When I come home, I take off my shoes and go inside. I never thought to do it the other way around, until now.
Aside from the beach or your backyard, how often do you take off your shoes and walk around outside? If you are like me, you can’t remember when—it may have been sometime in childhood.
Every morning for the past 15 years, I’ve walked my dog in the woods next to my cottage. A couple of days ago I finally slipped off my shoes and walked barefoot. This is what I learned.
1. I still worry about what people think.
As soon as I took off my shoes I had a minute worrying that passerby’s might think I had either taken LSD or was stuck in the ’70s. I also realized how weird it was to have shoes on all of the time. We are animals after all. The only animals that wear lace up, padded shoes.
2. The earth is soft.
So soft in fact that it deeply moved me. Like touching a beloved’s cheek. The temperature of the dirt changed step after step depending on the tree cover over me, and the leaf litter under me. The moisture, the rocks, the shade, the direction of the wind. It all mattered.
3. Walking barefoot is best done slowly and gently.
This way of moving alters your mind and mood. The sharp rocks and prickly oak leaves are there, but it is no big deal. The animal in us knows how to shift our weight, slide a little to the left, step on a rock, or not.
4. Walking barefoot creates presence.
Mind chatter dissipates. The birds are less suspicious. We are quieter and the animals tend to stick around more. We notice sounds, smells and see more detail as we slowly pass by.
5. Sensing connection.
I could really sense the “mother” in mother earth as I stood on her warm skin. I felt the biosphere. The connection of us all. Roots nested under the soles of my feet, cool spikes of growth poking through the earth all around me, and leafing out above me. Feeling the rumble of the creek rise up through my small bones. The delicate nature of our world. I also realized why my dog walks where she walks.
Last month, my mentor, Martha Beck first encouraged me to remove my socks and shoes and venture out on the earth barefoot. We were at a retreat surrounded by horse pastures. I have been lucky enough to have spent much of my life in the company of wonderful horses but this was the very first time I was shoeless. It was a whole new, almost unexplainable experience. When the horses noticed me, they stopped eating and trotted up to the fence. I silently moved towards them. They seemed very curious and very calm. We stood together on the warm earth for a long while, and then noiselessly, we separated as one.

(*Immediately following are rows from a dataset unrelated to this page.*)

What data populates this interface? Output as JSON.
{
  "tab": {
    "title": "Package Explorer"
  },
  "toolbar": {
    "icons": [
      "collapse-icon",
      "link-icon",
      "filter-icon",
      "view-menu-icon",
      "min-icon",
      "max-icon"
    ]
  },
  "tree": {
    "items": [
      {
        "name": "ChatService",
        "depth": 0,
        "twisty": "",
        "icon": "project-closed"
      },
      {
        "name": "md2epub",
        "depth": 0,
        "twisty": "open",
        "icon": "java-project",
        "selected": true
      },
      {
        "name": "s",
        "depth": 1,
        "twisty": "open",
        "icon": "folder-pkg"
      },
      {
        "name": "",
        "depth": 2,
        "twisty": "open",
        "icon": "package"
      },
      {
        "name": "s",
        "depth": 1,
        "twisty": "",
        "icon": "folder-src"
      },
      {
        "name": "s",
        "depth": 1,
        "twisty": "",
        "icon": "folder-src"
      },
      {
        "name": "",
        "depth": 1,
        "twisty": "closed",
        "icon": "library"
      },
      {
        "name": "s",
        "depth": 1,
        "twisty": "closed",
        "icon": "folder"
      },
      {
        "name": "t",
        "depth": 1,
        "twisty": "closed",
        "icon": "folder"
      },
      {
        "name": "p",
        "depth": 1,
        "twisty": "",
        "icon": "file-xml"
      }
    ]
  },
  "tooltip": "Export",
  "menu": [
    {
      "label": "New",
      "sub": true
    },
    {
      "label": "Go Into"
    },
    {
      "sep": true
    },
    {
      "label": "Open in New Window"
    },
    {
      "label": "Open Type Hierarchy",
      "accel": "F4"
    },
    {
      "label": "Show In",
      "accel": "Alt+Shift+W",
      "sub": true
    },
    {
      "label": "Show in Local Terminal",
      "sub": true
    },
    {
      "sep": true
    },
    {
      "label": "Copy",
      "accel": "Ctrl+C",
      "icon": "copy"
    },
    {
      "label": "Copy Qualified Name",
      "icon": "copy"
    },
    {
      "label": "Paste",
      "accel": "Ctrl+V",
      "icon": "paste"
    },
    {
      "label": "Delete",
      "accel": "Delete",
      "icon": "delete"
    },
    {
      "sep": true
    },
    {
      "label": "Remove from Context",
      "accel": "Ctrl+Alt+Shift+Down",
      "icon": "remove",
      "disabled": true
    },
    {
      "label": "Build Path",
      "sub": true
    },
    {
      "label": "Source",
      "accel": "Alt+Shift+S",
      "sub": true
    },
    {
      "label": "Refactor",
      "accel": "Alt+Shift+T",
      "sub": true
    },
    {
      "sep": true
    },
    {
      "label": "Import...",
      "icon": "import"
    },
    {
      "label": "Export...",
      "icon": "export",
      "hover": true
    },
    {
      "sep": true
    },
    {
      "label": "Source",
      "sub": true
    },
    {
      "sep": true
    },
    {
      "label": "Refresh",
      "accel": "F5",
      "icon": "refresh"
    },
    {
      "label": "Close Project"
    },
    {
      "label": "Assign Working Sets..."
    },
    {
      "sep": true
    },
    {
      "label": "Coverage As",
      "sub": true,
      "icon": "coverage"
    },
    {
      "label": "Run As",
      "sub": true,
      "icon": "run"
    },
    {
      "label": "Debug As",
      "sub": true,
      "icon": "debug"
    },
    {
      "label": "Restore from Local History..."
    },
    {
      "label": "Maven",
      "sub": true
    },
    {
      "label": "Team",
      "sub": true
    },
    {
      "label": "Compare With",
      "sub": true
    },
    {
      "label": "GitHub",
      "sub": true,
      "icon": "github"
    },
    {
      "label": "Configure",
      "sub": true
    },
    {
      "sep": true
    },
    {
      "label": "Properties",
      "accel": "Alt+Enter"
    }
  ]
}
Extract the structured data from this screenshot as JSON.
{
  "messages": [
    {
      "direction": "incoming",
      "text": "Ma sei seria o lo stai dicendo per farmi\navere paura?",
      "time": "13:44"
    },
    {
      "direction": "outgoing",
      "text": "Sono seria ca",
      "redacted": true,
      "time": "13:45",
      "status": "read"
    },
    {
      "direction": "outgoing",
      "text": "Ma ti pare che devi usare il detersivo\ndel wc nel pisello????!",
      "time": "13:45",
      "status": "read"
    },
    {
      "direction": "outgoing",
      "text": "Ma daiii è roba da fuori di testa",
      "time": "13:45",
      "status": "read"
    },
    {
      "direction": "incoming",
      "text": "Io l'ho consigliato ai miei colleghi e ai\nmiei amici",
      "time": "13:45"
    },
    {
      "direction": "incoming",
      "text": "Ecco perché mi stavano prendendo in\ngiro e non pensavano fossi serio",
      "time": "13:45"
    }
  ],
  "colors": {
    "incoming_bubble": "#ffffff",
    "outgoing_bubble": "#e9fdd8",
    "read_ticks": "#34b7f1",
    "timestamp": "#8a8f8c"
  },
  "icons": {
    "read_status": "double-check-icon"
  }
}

It is amazing to me how wearing shoes on my feet has separated me from so much of who I am, and what I am a part of.
I am completely aware that much of this may sound hokey but I encourage you to try this simple yet slightly radical act of slipping off your shoes and walking in the dirt. Please leave a comment and let me know what you discover.
Author: Mary Ann Johnstone
Editor: Catherine Monkman
Photo: Author’s Own